AuthorsBriggs J., Knapp A., Archer SR, Bret-Harte S., Collins S., Ewers B., Peters DC, Young D.
Conference Name91st Ecological Society of America Meetings
Date PublishedAugust 6-11, 200
Conference LocationProCite field[13]: Memphis, TN
ARIS Log Number200293
Keywordsgrasslands, shrub, sythesis

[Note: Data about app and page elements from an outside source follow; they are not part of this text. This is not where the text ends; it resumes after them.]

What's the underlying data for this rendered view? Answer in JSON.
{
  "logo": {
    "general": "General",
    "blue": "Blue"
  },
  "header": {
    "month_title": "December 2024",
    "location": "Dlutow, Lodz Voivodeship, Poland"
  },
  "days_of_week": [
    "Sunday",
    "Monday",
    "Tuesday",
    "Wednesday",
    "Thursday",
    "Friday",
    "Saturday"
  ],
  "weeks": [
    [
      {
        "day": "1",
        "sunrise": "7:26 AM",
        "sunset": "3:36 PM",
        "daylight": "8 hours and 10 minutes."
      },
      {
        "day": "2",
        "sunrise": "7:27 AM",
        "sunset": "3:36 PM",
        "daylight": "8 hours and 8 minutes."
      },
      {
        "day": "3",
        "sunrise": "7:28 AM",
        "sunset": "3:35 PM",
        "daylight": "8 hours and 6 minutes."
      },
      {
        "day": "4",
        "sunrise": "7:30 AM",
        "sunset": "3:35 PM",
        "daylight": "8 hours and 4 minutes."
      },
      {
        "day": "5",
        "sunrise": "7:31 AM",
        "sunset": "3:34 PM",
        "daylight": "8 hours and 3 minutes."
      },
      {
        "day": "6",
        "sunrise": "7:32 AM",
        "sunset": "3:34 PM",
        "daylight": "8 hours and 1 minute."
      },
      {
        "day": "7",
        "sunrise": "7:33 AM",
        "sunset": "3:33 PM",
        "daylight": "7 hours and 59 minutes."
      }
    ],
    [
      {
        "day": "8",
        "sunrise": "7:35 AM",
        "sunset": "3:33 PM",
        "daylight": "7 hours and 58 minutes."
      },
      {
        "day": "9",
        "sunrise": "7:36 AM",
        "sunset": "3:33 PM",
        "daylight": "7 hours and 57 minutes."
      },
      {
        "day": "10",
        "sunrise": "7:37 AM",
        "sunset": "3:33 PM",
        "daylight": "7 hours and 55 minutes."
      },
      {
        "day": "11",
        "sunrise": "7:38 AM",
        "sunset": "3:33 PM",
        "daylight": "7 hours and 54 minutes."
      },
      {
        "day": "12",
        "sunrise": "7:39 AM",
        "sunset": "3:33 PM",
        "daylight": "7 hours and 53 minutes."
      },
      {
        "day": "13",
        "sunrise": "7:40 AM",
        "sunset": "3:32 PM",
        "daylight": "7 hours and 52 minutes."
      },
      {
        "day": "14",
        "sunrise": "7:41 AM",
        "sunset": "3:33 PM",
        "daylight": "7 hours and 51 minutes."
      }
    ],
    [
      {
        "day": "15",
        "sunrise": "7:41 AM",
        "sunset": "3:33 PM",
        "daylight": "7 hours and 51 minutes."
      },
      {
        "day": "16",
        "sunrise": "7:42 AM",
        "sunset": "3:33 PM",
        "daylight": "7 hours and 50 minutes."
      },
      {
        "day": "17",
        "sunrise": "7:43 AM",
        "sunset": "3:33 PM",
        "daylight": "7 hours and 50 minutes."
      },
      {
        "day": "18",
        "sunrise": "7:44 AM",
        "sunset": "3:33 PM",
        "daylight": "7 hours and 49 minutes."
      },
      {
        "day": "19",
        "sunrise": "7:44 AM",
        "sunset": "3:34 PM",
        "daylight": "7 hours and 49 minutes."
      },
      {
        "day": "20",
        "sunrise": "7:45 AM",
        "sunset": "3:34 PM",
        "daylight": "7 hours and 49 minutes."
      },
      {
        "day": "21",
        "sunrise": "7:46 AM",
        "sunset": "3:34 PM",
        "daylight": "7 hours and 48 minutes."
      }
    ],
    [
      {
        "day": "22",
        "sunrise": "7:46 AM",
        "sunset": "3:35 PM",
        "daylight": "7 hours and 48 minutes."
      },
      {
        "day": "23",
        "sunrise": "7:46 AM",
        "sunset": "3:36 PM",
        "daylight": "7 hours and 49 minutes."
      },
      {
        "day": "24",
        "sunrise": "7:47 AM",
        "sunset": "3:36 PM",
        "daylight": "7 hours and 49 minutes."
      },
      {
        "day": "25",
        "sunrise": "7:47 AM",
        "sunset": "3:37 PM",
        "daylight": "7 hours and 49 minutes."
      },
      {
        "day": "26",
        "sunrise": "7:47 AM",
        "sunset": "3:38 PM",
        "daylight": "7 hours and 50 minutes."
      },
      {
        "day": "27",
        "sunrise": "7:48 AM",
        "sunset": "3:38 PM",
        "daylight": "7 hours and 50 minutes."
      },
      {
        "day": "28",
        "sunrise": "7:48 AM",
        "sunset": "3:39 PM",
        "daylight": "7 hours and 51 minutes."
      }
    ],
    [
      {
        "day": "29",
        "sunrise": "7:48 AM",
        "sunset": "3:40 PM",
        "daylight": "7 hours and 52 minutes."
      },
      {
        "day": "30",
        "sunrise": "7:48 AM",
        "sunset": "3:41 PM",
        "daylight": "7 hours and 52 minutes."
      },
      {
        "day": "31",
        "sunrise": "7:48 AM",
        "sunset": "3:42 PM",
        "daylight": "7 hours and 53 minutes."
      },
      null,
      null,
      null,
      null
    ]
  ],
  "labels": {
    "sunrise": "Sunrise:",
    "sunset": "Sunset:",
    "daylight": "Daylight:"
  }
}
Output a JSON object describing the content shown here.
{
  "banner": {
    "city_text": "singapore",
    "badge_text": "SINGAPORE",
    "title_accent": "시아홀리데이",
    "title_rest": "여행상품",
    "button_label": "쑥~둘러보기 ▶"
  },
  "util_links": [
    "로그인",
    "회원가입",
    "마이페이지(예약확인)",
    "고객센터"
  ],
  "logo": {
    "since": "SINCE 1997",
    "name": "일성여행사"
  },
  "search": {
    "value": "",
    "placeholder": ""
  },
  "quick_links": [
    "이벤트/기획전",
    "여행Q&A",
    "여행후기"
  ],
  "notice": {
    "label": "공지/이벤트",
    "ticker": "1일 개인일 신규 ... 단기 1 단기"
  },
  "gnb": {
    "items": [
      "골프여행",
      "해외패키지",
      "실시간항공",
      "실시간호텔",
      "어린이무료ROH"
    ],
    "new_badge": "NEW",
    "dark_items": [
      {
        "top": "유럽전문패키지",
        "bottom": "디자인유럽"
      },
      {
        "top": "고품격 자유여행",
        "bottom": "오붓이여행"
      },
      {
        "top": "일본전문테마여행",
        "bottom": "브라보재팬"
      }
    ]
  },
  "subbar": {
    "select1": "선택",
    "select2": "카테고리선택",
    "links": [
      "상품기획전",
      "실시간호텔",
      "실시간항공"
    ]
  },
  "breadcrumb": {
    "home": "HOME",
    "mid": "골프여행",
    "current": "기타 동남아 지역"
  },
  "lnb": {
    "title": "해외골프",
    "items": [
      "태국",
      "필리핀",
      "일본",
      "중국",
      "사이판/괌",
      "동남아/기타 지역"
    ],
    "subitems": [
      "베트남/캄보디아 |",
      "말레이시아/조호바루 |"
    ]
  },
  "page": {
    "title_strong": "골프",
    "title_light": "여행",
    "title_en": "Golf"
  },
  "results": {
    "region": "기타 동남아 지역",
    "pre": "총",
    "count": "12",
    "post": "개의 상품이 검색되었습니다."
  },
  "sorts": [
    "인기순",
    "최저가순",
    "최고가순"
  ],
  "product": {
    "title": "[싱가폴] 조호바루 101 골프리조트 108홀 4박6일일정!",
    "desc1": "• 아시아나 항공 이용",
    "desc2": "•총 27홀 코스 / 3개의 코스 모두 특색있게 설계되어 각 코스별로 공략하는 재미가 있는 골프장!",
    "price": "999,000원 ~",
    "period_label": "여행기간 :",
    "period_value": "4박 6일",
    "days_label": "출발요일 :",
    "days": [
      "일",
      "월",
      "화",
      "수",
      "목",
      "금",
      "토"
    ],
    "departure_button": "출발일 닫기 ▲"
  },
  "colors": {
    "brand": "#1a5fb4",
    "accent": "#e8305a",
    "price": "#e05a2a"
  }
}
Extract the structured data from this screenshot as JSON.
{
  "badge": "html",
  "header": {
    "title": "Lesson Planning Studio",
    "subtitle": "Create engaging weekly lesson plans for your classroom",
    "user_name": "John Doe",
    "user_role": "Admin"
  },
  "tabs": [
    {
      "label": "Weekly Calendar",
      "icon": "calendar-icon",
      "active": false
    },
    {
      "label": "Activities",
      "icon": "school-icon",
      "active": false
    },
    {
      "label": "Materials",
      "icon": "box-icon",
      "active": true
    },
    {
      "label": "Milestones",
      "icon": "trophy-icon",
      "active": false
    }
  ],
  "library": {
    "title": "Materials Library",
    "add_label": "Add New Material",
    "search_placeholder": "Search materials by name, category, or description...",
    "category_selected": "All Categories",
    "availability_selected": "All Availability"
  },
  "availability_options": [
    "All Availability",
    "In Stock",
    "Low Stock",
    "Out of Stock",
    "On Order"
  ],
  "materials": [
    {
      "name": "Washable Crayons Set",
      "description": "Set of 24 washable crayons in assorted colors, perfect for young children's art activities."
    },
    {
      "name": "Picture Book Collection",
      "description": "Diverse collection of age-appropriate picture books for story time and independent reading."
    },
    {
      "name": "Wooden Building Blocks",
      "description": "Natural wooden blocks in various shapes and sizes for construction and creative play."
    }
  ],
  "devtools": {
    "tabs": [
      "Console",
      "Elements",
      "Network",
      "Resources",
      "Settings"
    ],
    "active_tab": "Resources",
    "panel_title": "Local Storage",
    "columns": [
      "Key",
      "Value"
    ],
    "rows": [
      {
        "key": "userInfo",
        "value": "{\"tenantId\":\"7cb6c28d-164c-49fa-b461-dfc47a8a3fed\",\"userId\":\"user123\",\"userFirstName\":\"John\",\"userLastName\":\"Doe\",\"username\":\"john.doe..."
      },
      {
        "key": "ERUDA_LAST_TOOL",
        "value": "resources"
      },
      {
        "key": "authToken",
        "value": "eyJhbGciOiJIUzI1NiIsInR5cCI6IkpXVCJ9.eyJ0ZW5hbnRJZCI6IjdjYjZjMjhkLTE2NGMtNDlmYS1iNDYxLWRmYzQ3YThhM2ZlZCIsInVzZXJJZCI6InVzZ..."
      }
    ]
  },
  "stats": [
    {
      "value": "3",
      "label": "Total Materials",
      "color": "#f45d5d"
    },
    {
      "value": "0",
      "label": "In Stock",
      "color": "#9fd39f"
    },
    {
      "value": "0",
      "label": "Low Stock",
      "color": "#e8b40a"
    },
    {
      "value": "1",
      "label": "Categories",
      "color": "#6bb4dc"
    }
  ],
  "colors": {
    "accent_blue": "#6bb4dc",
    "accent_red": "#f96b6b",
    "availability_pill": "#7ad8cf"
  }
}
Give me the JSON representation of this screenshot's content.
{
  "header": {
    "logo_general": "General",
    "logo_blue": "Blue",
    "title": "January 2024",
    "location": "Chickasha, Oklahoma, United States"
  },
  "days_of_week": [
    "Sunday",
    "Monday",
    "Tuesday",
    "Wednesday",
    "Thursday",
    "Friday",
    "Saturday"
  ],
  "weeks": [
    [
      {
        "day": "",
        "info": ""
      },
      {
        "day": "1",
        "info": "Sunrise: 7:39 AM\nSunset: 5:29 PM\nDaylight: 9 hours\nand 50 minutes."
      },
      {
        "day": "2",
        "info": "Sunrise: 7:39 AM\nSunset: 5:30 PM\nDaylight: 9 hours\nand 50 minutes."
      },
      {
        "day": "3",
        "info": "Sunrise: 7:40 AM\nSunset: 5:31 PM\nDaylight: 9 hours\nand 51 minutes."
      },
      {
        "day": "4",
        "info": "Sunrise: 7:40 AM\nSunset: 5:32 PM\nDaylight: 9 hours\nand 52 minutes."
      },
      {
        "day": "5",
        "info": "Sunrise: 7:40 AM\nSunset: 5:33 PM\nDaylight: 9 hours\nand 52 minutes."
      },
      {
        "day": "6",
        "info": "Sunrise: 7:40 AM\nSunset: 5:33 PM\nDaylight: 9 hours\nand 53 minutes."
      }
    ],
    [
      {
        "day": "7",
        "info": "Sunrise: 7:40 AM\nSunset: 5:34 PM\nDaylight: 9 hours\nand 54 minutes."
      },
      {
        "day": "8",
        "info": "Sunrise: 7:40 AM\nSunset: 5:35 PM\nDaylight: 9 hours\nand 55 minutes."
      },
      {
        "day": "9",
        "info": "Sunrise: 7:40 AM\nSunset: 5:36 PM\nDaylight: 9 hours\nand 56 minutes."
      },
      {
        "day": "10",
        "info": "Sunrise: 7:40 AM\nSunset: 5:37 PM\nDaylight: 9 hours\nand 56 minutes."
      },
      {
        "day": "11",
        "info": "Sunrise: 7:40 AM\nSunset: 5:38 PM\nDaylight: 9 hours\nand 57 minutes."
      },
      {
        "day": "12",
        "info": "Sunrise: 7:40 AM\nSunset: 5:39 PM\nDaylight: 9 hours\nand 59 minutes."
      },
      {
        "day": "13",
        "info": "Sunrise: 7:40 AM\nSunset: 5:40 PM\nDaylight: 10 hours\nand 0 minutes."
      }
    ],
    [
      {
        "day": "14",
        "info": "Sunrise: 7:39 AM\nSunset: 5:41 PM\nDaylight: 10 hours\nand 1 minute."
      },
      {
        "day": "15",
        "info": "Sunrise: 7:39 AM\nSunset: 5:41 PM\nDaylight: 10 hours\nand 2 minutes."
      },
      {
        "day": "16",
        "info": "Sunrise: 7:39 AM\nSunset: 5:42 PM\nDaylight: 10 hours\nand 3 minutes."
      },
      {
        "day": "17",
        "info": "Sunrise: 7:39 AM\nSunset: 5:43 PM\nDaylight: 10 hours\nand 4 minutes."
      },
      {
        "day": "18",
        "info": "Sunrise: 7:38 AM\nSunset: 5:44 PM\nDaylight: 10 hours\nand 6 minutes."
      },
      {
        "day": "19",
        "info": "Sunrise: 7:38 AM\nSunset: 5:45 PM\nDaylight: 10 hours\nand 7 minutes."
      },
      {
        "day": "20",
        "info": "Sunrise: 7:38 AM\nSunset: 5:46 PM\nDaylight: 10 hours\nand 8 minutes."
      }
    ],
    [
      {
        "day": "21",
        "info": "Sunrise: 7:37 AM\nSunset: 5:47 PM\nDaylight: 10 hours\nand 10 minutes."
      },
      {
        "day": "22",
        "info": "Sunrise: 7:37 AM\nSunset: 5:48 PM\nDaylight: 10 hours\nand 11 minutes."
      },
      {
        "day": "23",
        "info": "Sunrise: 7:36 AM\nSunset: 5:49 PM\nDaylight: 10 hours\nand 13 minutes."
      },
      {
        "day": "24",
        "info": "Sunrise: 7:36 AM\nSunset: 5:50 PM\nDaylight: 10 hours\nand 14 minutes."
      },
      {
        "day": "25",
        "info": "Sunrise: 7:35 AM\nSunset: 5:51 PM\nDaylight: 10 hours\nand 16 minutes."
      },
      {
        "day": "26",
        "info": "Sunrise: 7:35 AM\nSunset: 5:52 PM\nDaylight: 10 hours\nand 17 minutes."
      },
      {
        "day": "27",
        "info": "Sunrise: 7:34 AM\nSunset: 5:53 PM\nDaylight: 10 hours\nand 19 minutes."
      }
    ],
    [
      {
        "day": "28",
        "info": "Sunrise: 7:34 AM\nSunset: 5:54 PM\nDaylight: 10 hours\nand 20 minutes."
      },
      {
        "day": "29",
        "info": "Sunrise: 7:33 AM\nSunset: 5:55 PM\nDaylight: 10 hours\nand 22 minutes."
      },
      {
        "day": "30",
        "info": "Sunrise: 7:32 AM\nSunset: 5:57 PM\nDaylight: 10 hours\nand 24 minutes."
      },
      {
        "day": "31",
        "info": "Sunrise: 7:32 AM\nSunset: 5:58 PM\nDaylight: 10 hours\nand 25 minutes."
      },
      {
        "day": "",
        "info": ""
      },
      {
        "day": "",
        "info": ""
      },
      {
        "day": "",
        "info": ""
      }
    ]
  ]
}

AbstractIn North America, the expansion of shrubs within ecosystems previously dominated by herbaceous species has been documented in barrier islands off the Virginia coast, mesic grasslands of the Great Plains, sub-tropical savannas of Texas, desert grasslands of the Southwest, across the Intermountain West and in the Artic tundra. We synthesized data from four LTER sites and seven sites in total (in Virginia, Kansas, Texas, New Mexico, Wyoming and Alaska) to assess the mechanisms and consequences of this widespread pattern of growth-form substitution. Mean annual temperature at these sites ranged from -12.5C at the tundra site (Arctic LTER) to 22C at the La Copita, TX site and mean annual precipitation (MAP) ranging from 259mm at the WY site to 1065mm at the Virginia Coast Reserve LTER site. Overall, ANPP was increased when shrubs invaded herbaceous-dominated ecosystems, but this pattern was driven by large increases at the mesic sites. At the driest sites (NM and WY), ANPP decreased with shrub expansion. Across all sites, MAP was more strongly correlated with shrub ANPP (r2 = 0.71) than herbaceous ANPP (r2 = 0.55). In contrast to ANPP responses, species richness declined with the expansion of shrubs into these herbaceous-dominated ecosystems. These shifts in ecosystem structure clearly affect function across these biomes, with potentially dramatic and long-term regional implications given the extent of this phenomenon and the low probability of a return to dominance by herbaceous species in many of these ecosystems.